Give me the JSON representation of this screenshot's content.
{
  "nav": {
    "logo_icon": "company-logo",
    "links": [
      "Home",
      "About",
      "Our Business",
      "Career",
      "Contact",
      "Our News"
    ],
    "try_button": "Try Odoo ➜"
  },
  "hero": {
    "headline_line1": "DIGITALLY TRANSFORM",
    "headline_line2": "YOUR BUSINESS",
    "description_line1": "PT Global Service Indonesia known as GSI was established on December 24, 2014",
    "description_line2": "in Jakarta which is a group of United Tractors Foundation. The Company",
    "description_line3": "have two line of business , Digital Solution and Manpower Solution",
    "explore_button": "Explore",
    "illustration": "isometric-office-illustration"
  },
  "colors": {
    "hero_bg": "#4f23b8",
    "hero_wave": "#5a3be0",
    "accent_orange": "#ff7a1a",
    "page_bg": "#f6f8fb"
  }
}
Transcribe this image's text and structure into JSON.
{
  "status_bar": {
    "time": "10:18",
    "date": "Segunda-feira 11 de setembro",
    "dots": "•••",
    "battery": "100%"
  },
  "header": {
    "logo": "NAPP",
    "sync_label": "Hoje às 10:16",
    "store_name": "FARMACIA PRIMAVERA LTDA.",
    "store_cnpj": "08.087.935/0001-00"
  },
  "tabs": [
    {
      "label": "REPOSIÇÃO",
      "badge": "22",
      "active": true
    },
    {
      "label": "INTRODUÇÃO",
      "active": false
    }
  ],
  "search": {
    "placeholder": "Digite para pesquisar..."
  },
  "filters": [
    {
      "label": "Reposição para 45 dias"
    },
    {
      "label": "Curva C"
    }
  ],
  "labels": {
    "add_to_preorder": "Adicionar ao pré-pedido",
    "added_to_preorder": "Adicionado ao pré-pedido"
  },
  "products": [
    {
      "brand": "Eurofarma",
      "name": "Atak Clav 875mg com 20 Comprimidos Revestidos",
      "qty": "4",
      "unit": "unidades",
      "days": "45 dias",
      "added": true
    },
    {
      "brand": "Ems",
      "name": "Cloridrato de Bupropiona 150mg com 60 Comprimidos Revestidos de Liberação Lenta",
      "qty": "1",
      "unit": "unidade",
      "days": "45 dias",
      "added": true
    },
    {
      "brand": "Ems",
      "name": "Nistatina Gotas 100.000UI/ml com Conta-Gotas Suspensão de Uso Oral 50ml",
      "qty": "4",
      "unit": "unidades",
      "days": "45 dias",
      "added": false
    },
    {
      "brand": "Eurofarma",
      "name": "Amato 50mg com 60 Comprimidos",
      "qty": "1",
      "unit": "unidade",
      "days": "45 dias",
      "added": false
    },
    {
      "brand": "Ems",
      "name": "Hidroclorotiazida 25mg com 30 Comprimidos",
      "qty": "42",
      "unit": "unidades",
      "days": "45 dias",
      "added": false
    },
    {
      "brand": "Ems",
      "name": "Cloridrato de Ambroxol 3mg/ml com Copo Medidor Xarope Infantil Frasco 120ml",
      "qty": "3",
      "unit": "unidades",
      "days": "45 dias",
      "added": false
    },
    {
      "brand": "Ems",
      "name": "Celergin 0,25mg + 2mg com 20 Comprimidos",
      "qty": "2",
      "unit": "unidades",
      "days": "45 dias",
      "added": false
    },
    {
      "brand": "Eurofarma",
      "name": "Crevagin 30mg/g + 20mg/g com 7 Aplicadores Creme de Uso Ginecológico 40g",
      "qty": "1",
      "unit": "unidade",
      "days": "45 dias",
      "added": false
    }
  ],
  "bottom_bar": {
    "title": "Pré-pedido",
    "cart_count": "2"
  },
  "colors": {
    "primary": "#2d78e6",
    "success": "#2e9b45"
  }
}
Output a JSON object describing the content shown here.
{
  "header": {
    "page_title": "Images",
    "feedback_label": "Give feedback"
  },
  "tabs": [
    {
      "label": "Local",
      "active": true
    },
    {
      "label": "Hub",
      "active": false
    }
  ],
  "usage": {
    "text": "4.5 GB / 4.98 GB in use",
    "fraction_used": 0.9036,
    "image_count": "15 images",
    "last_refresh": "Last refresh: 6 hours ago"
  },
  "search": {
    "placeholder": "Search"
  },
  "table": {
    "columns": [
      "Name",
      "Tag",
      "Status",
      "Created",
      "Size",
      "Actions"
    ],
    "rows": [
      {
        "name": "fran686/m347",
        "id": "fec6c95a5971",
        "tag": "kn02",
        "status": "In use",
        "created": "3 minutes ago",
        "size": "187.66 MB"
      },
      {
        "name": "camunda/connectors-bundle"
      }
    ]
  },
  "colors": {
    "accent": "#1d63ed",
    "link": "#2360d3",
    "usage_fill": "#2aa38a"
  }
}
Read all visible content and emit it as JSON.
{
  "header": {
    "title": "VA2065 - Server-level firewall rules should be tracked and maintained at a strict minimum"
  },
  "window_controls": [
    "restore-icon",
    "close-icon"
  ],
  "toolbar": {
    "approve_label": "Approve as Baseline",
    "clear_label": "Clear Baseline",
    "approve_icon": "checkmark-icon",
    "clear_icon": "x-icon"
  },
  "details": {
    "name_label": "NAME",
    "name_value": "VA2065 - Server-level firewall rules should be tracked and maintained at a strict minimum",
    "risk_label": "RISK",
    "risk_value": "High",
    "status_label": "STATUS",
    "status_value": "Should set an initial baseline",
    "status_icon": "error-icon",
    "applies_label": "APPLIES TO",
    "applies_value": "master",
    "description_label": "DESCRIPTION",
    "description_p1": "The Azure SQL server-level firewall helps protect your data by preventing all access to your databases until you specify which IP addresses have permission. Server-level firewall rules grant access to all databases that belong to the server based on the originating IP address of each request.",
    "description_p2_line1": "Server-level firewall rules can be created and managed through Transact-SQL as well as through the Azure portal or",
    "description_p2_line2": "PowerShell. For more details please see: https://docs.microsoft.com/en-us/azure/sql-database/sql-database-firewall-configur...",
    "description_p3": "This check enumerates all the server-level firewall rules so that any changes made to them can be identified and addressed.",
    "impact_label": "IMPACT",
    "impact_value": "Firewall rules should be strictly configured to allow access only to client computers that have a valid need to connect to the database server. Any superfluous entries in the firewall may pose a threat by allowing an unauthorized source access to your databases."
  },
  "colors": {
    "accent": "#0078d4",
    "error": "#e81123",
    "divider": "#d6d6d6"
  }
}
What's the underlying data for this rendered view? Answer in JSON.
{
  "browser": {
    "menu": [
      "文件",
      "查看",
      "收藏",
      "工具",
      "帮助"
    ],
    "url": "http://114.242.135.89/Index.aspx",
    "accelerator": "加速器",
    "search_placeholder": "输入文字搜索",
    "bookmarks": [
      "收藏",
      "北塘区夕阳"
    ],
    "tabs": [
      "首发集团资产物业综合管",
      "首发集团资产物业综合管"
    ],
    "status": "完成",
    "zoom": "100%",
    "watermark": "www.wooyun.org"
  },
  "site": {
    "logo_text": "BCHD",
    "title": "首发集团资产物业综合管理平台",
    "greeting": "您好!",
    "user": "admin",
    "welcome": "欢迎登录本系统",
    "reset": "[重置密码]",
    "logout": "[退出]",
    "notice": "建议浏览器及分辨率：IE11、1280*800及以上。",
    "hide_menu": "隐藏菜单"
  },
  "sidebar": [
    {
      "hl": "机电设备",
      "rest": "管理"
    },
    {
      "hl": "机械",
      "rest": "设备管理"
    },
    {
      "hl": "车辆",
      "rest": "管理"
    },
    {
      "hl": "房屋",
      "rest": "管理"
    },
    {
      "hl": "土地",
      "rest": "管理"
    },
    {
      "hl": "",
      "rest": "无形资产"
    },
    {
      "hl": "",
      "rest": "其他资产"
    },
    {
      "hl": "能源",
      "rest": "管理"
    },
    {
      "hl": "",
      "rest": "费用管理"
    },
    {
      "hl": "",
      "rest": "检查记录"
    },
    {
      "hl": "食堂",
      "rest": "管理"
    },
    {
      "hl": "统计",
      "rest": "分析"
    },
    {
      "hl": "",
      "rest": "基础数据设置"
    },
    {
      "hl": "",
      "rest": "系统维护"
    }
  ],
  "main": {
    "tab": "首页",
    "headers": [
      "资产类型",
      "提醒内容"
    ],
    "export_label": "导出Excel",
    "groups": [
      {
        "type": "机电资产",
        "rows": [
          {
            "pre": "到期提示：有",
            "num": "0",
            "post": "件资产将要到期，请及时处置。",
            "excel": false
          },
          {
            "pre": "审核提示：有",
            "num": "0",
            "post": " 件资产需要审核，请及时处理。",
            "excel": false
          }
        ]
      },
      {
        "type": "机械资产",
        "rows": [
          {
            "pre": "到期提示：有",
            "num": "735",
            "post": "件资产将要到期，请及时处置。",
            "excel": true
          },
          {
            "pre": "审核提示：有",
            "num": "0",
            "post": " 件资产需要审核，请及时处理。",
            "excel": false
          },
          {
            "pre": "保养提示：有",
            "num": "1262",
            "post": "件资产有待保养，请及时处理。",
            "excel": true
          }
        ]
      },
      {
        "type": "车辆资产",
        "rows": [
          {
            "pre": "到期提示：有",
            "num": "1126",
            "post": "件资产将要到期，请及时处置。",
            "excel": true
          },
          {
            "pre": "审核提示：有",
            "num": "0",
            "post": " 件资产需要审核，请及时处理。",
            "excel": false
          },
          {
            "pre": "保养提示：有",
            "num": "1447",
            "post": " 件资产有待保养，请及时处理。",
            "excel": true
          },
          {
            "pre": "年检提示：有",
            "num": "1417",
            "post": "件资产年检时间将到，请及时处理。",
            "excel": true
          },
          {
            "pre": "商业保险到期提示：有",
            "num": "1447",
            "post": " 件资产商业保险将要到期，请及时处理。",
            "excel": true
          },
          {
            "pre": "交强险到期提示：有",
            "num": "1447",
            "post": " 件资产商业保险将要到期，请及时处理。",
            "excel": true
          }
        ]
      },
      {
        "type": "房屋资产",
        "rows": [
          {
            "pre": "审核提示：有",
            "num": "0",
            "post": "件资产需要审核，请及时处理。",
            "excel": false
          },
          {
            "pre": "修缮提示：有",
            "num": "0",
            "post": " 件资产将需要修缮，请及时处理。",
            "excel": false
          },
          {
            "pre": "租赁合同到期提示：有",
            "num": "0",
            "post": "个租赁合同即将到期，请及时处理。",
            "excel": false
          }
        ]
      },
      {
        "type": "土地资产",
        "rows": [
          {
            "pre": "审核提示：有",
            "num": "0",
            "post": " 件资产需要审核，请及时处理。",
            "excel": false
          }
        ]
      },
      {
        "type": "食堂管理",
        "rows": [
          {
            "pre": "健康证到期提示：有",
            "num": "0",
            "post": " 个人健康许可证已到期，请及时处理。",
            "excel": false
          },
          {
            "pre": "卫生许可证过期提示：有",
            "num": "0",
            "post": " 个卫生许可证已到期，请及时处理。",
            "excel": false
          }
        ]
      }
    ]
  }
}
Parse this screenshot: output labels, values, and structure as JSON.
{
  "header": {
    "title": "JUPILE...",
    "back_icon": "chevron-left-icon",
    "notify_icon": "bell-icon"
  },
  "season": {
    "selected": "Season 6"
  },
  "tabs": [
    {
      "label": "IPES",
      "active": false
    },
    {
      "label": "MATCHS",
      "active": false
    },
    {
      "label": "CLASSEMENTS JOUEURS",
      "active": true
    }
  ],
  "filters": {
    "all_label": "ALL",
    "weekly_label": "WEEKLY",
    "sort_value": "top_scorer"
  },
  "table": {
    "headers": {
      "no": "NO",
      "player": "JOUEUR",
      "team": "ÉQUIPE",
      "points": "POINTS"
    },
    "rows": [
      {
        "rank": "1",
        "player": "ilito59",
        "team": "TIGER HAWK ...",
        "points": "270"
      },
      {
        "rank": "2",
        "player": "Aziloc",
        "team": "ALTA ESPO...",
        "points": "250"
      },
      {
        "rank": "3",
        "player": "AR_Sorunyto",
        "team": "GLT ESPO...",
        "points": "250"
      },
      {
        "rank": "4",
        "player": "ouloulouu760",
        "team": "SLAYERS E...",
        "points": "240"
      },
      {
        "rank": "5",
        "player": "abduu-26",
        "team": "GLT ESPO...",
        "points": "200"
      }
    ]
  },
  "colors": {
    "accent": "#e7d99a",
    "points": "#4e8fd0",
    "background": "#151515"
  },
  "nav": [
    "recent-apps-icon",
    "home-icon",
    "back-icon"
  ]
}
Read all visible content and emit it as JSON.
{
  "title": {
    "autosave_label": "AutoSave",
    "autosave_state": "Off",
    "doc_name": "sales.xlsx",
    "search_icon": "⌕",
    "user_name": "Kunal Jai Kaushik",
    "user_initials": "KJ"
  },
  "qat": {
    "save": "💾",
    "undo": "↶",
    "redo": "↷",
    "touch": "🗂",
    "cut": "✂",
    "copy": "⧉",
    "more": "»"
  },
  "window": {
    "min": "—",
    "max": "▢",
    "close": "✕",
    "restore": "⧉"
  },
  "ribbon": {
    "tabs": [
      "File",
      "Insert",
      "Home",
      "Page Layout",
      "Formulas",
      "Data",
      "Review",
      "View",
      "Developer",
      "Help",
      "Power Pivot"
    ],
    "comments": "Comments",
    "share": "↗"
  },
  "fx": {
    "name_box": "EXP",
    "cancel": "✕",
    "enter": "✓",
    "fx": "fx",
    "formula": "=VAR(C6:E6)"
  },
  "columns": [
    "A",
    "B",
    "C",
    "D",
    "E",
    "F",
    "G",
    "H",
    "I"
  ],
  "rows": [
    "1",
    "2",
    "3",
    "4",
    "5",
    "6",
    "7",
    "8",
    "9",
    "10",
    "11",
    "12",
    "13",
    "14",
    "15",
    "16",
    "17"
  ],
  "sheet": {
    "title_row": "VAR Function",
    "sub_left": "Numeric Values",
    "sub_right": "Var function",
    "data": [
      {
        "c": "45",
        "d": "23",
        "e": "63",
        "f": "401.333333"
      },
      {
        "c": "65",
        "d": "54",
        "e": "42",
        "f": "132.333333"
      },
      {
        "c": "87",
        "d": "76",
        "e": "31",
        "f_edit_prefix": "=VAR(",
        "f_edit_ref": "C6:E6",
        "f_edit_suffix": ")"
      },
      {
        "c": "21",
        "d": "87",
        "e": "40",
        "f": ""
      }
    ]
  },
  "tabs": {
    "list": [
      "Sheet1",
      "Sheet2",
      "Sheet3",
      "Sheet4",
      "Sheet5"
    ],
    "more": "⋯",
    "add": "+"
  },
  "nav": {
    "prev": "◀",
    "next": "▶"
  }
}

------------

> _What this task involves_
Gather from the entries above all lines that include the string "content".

> _Answer to this problem_
Give me the JSON representation of this screenshot's content.
Output a JSON object describing the content shown here.
Read all visible content and emit it as JSON.
Read all visible content and emit it as JSON.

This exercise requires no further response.